[EXERCISE INPUT Boundary: Start]

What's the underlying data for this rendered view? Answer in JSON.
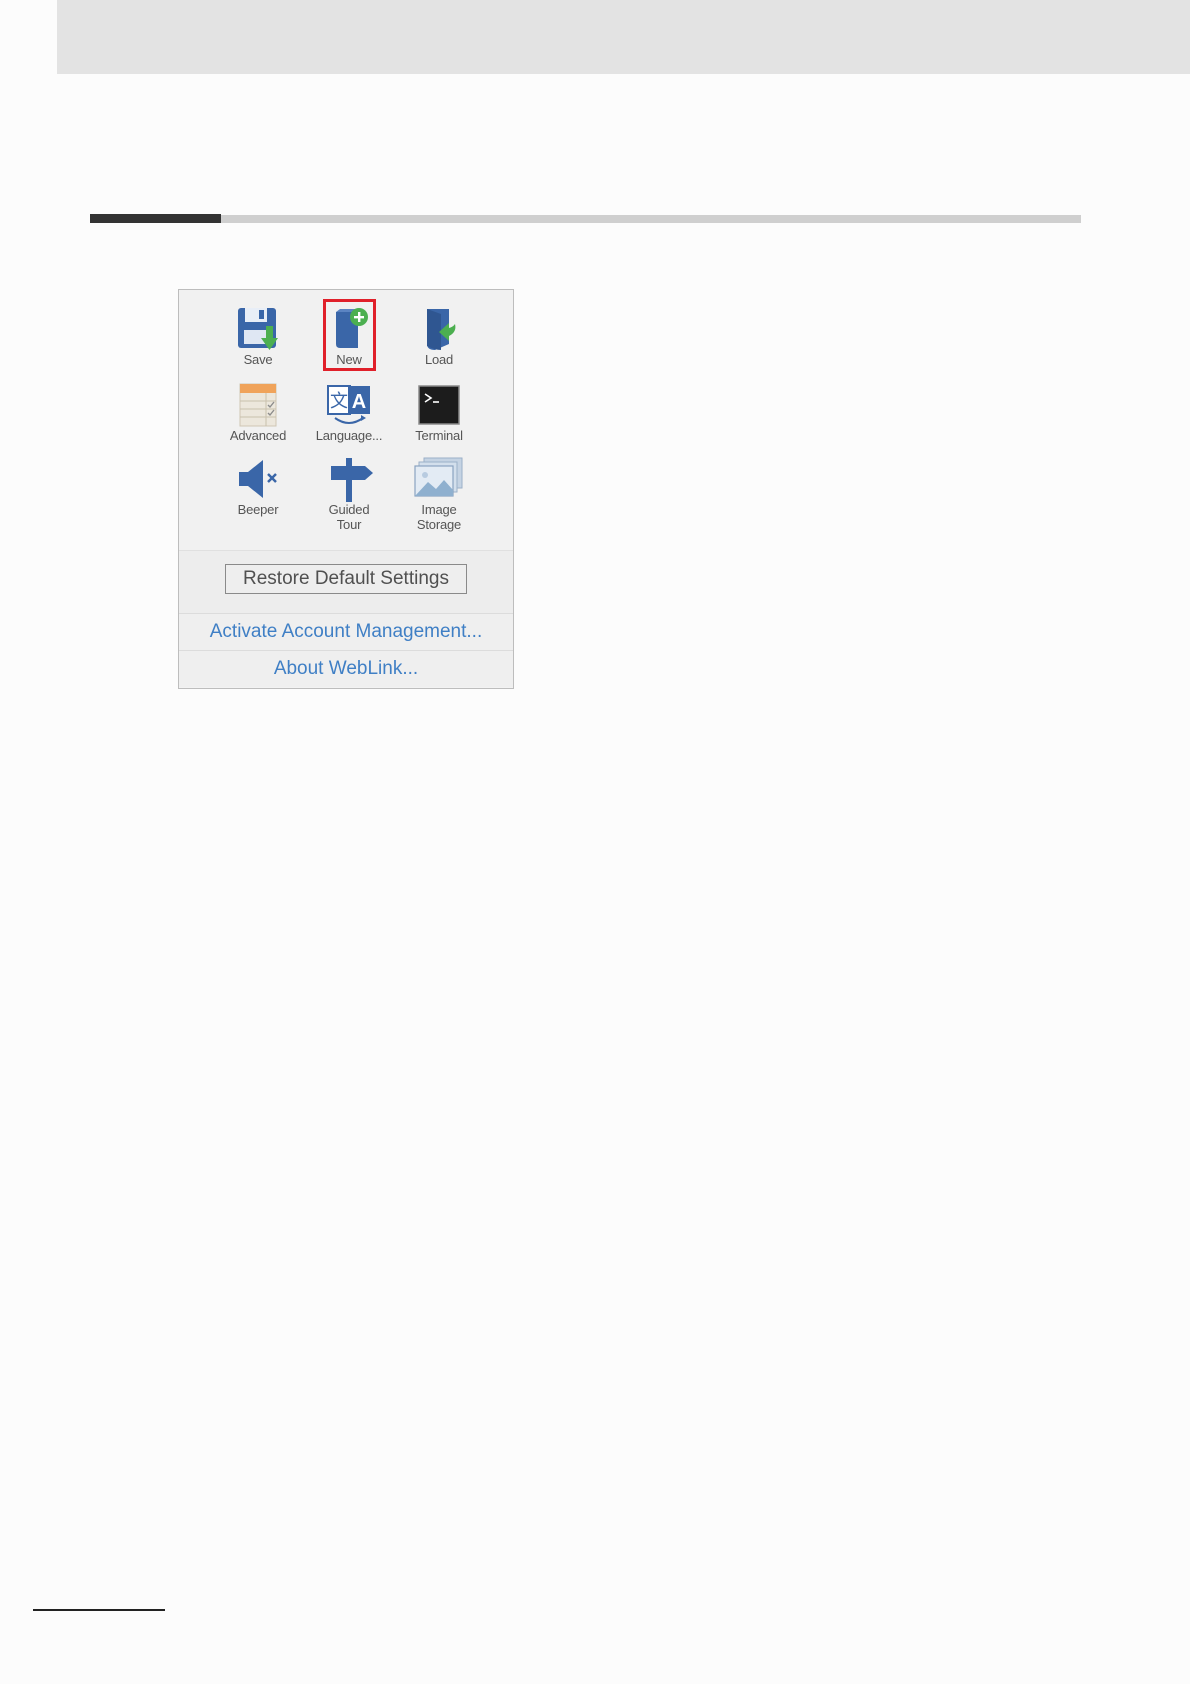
{
  "menu": {
    "tiles": [
      {
        "label": "Save",
        "icon": "save-icon"
      },
      {
        "label": "New",
        "icon": "new-document-icon"
      },
      {
        "label": "Load",
        "icon": "load-icon"
      },
      {
        "label": "Advanced",
        "icon": "advanced-icon"
      },
      {
        "label": "Language...",
        "icon": "language-icon"
      },
      {
        "label": "Terminal",
        "icon": "terminal-icon"
      },
      {
        "label": "Beeper",
        "icon": "beeper-muted-icon"
      },
      {
        "label_line1": "Guided",
        "label_line2": "Tour",
        "icon": "signpost-icon"
      },
      {
        "label_line1": "Image",
        "label_line2": "Storage",
        "icon": "image-storage-icon"
      }
    ],
    "restore_label": "Restore Default Settings",
    "activate_label": "Activate Account Management...",
    "about_label": "About WebLink...",
    "highlighted_item": "New",
    "colors": {
      "highlight": "#e0202a",
      "link": "#3f7fc5",
      "icon_blue": "#3a66a8",
      "icon_green": "#4caf50"
    }
  }
}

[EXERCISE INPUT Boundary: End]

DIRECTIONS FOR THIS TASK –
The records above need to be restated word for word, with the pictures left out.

ANSWER BOX –
What's the underlying data for this rendered view? Answer in JSON.
{
  "menu": {
    "tiles": [
      {
        "label": "Save",
        "icon": "save-icon"
      },
      {
        "label": "New",
        "icon": "new-document-icon"
      },
      {
        "label": "Load",
        "icon": "load-icon"
      },
      {
        "label": "Advanced",
        "icon": "advanced-icon"
      },
      {
        "label": "Language...",
        "icon": "language-icon"
      },
      {
        "label": "Terminal",
        "icon": "terminal-icon"
      },
      {
        "label": "Beeper",
        "icon": "beeper-muted-icon"
      },
      {
        "label_line1": "Guided",
        "label_line2": "Tour",
        "icon": "signpost-icon"
      },
      {
        "label_line1": "Image",
        "label_line2": "Storage",
        "icon": "image-storage-icon"
      }
    ],
    "restore_label": "Restore Default Settings",
    "activate_label": "Activate Account Management...",
    "about_label": "About WebLink...",
    "highlighted_item": "New",
    "colors": {
      "highlight": "#e0202a",
      "link": "#3f7fc5",
      "icon_blue": "#3a66a8",
      "icon_green": "#4caf50"
    }
  }
}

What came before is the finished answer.